_REQUIRED WORK_
Using the listing below, say how many of its lines hold "before". Offer nothing beyond the number.

_MATERIALS PROVIDED_
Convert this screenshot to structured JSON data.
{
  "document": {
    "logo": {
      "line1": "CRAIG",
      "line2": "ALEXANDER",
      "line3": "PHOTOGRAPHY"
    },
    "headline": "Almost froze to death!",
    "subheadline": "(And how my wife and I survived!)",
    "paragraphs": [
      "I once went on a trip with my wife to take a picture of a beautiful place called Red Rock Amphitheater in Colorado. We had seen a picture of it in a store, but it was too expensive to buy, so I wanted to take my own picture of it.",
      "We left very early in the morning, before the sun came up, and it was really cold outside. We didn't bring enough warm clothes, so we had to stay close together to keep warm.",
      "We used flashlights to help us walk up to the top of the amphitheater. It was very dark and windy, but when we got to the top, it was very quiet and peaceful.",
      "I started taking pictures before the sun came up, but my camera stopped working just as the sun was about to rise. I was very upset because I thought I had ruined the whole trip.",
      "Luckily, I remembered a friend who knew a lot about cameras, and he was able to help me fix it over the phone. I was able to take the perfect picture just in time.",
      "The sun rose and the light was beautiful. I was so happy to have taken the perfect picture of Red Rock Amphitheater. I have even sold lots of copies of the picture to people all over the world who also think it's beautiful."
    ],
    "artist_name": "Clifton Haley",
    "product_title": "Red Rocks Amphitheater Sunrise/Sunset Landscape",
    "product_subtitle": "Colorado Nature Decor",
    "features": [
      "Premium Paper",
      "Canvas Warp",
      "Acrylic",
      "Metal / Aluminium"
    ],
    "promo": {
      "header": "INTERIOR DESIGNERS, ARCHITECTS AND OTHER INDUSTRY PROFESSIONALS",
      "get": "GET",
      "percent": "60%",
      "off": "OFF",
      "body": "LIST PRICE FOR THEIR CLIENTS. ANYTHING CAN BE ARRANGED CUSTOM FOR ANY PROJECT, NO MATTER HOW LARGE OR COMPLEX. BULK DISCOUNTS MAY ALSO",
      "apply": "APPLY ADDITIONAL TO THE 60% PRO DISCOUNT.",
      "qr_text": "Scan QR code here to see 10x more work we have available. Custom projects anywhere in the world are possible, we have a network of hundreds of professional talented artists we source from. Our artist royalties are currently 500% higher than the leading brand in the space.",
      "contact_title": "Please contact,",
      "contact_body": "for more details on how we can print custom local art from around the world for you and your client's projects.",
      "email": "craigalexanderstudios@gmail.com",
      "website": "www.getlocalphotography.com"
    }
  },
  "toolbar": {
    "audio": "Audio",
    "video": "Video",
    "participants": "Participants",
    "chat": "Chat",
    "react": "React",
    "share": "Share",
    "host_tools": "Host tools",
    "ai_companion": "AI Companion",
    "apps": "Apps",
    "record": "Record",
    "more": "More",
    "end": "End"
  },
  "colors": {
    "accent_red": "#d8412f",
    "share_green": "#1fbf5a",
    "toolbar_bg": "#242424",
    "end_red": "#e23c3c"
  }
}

_EXERCISE RESULT_
2